In order to have a better view of the social platform market in China, Elijah Whaley used this workshop to present us with the top ten platforms in China to find these influencers: Wechat, Weibo, Douyin (TikTok), Meitu, Inke, Meipai, Xiaohongshu (RED), Weitao, Yishibo, Jingdong.
Whaley emphasised the importance of selecting the most appropriate platforms based on their environment, strategy and objectives.
Each platform has positive and opportunities aspects:
Once the collaboration has been established with the influencer, Whaley suggests three ways to calculate the media value of an opinion leader using: the KOL fee to calculate average CPM/CPV/CPE, the native advertising fees charged by social platforms or advertising agencies, or the value of increased sales that can be attributed to a campaign period made with a KOL.

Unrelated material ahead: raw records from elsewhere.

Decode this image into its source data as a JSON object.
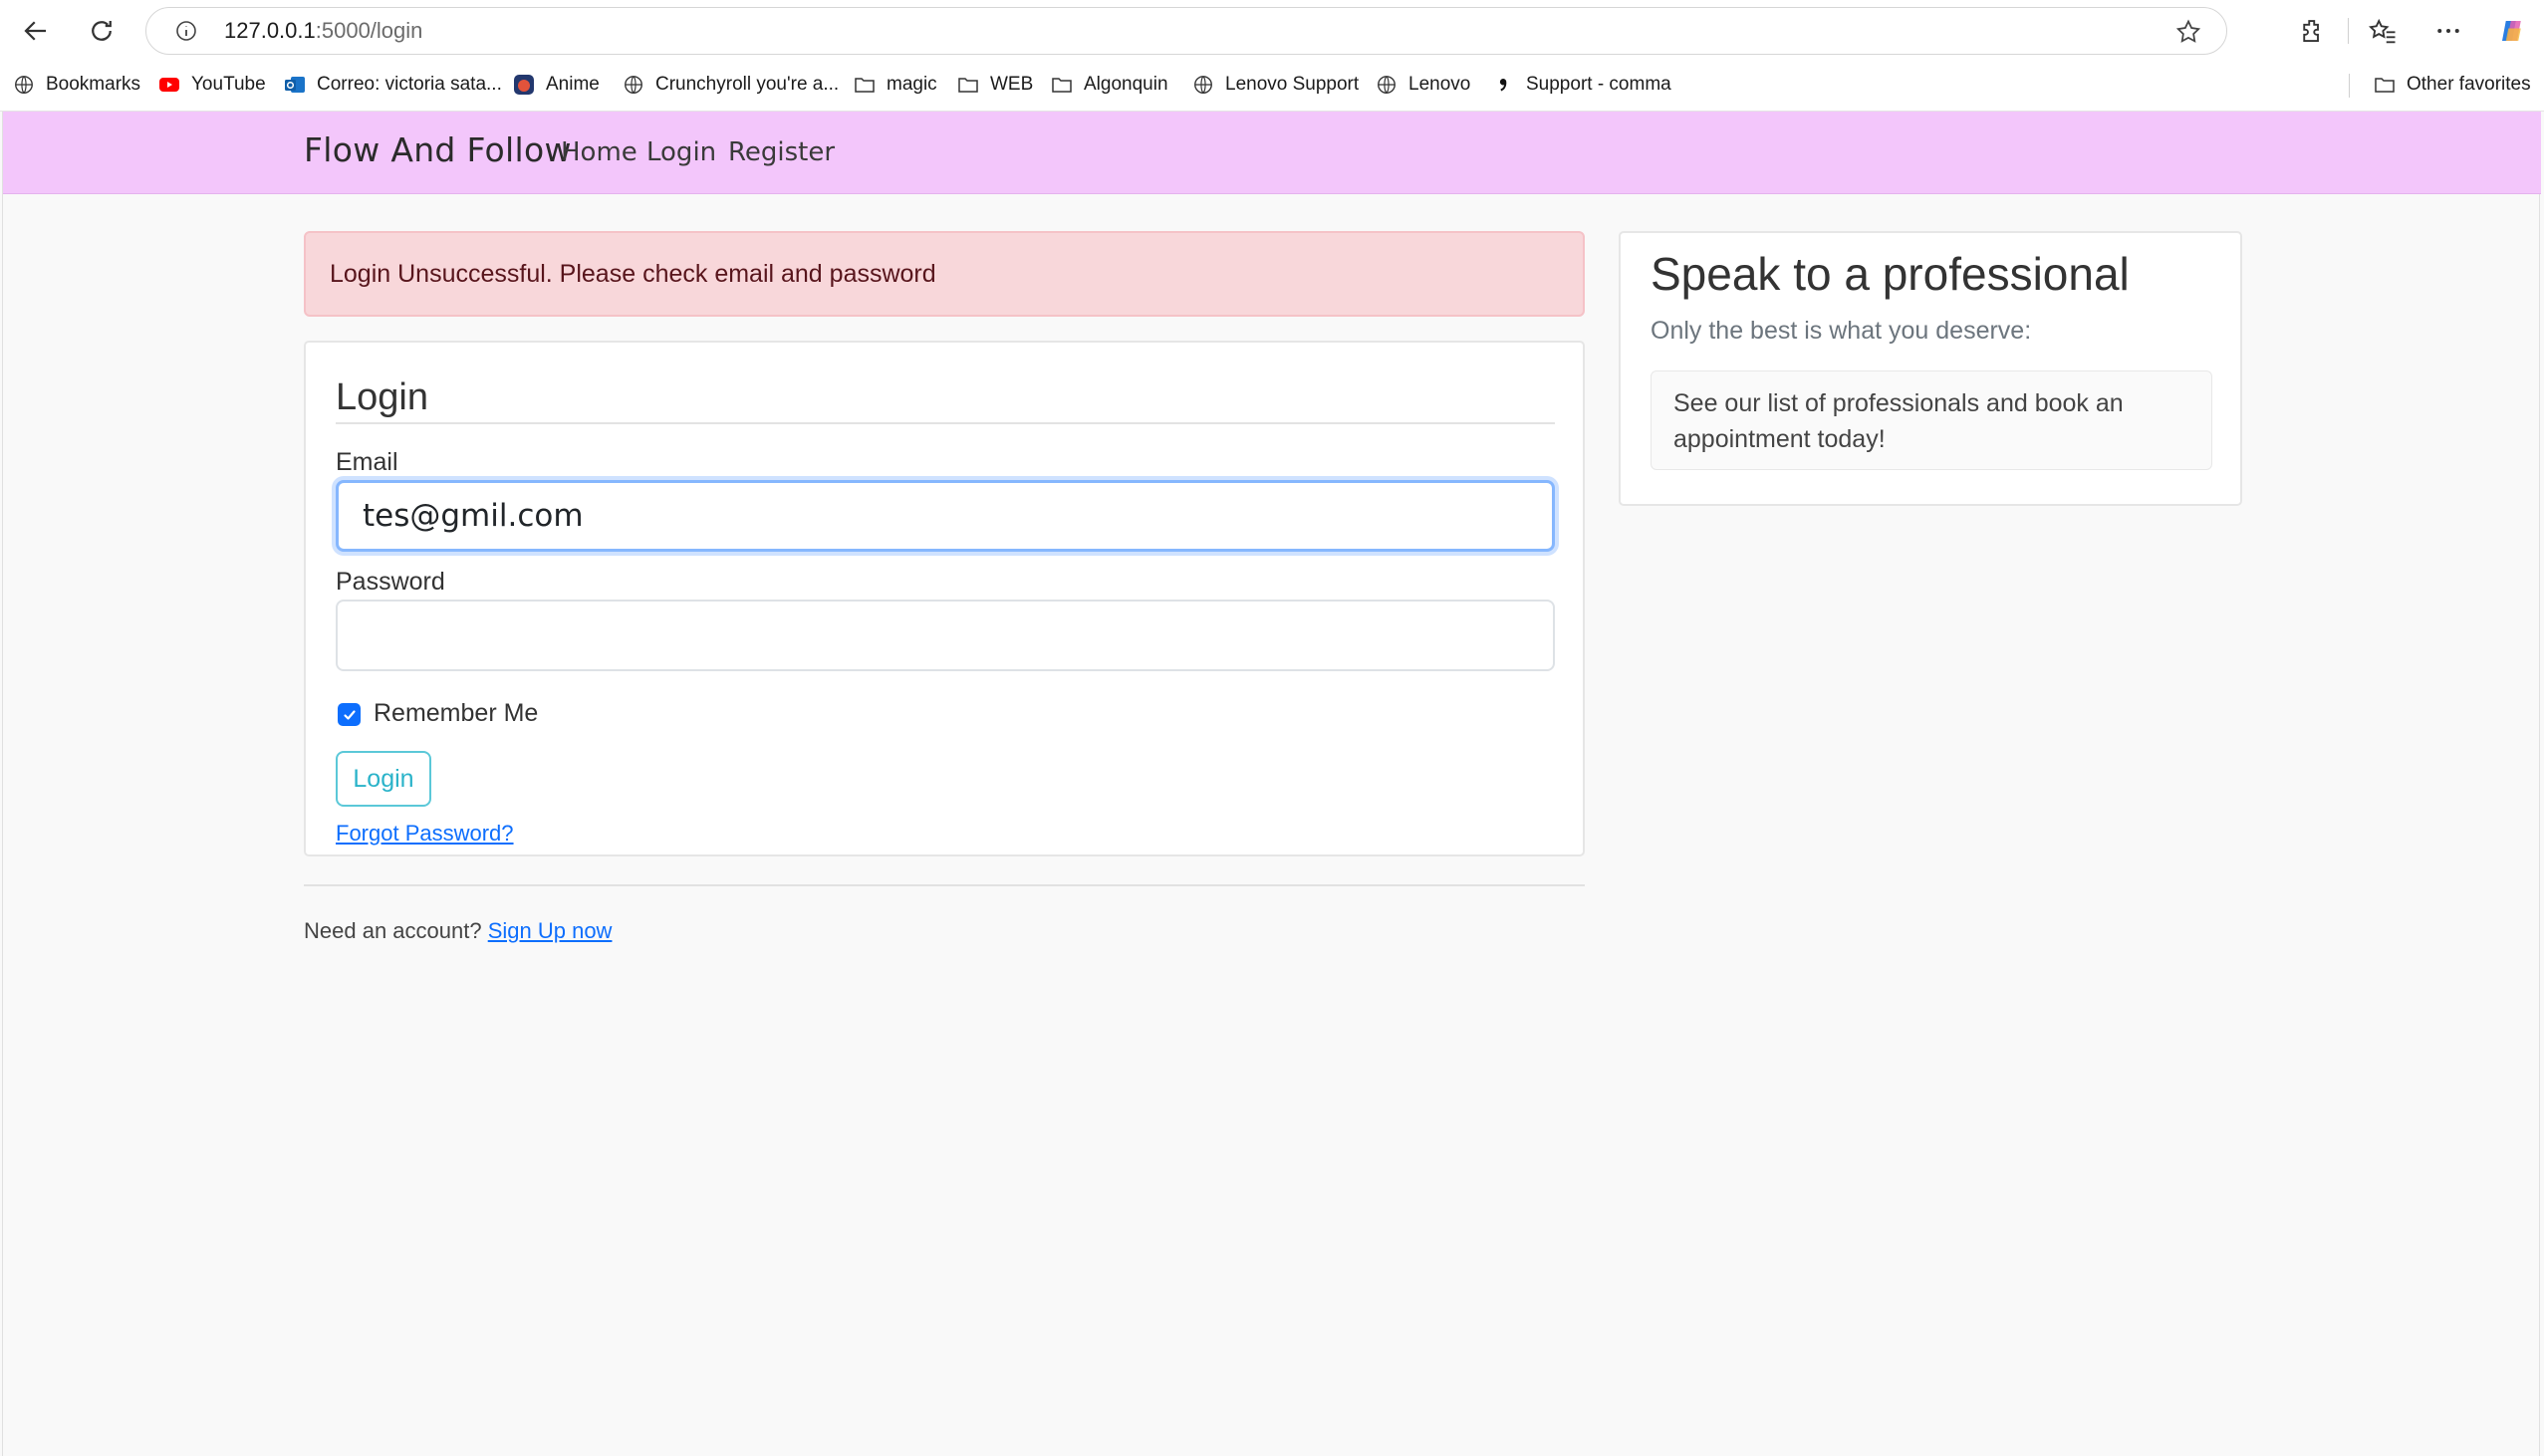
{
  "browser": {
    "url_host": "127.0.0.1",
    "url_path": ":5000/login",
    "bookmarks": [
      {
        "label": "Bookmarks",
        "icon": "globe-icon"
      },
      {
        "label": "YouTube",
        "icon": "youtube-icon"
      },
      {
        "label": "Correo: victoria sata...",
        "icon": "outlook-icon"
      },
      {
        "label": "Anime",
        "icon": "anime-icon"
      },
      {
        "label": "Crunchyroll you're a...",
        "icon": "globe-icon"
      },
      {
        "label": "magic",
        "icon": "folder-icon"
      },
      {
        "label": "WEB",
        "icon": "folder-icon"
      },
      {
        "label": "Algonquin",
        "icon": "folder-icon"
      },
      {
        "label": "Lenovo Support",
        "icon": "globe-icon"
      },
      {
        "label": "Lenovo",
        "icon": "globe-icon"
      },
      {
        "label": "Support - comma",
        "icon": "comma-icon"
      }
    ],
    "other_favorites": "Other favorites"
  },
  "navbar": {
    "brand": "Flow And Follow",
    "links": [
      "Home",
      "Login",
      "Register"
    ],
    "background": "#f3c6fb"
  },
  "alert": {
    "message": "Login Unsuccessful. Please check email and password",
    "type": "danger"
  },
  "login_form": {
    "legend": "Login",
    "email_label": "Email",
    "email_value": "tes@gmil.com",
    "password_label": "Password",
    "password_value": "",
    "remember_label": "Remember Me",
    "remember_checked": true,
    "submit_label": "Login",
    "forgot_label": "Forgot Password?"
  },
  "signup": {
    "text": "Need an account?",
    "link": "Sign Up now"
  },
  "sidebar": {
    "title": "Speak to a professional",
    "subtitle": "Only the best is what you deserve:",
    "item": "See our list of professionals and book an appointment today!"
  }
}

KOLs are therefore real growth tools for Chinese fashion, luxury and beauty brands – as well as western ones. Thomas Repelski (Co-founder of Lefty) agreed with this, saying that influencer marketing is a key communication channel for brands and retailers.

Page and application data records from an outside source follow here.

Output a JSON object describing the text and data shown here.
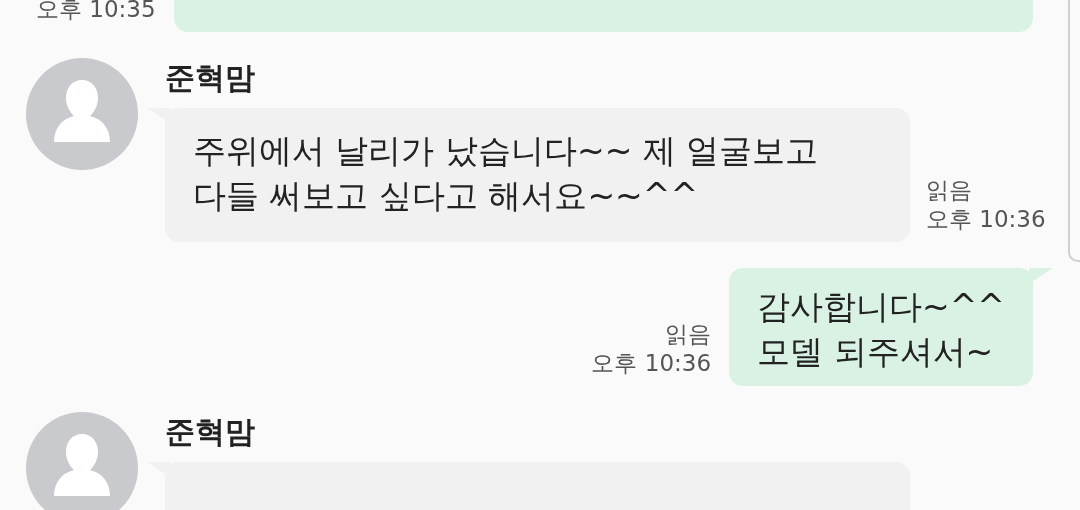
{
  "messages": [
    {
      "kind": "sent",
      "time": "오후 10:35"
    },
    {
      "kind": "received",
      "sender": "준혁맘",
      "text": "주위에서 날리가 났습니다~~ 제 얼굴보고\n다들 써보고 싶다고 해서요~~^^",
      "status": "읽음",
      "time": "오후 10:36"
    },
    {
      "kind": "sent",
      "text": "감사합니다~^^\n모델 되주셔서~",
      "status": "읽음",
      "time": "오후 10:36"
    },
    {
      "kind": "received",
      "sender": "준혁맘"
    }
  ]
}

It’s been revealed that 61% of consumers aged 18 to 34 have been influenced by influential people in their decision to purchase something in the last 12 months. To date, 82% of people say they trust the opinions of their friends, while they are less than 45% likely to trust messages communicated by the brands. In contrast, 32% of the content consumed on Instagram is produced by influencers. So much so that in 2018, the social platform won the game of influencer marketing.
To put in place a good influencer marketing strategy, Thomas Repelski highlights the main elements to keep in mind: the content as currency, the importance of having regular activity and the appropriation of the relationship. In order for the relationship between brands and KOLs to be as rich as possible, more and more brands are inviting them to directly be a part of product development.
Regarding the forecast for this year, according to Elijah Whaley, 2019 will be rich in new experiences. The Xiaohongshu (RED) platform will continue to gain market share, partnerships will be made with even more popular KOLs, brands will focus more on e-commerce KOLs, micro-blogging video will become a new trend, just like experimental marketing.
In conclusion, the two experts agree that influencer marketing must be the last step in a brand’s strategy, especially because of the cost that these collaborations can incur. They must first put in place more traditional marketing actions and then work with these opinion leaders as a follow up.
If you want to find out more about the luxury sector, check out our guide: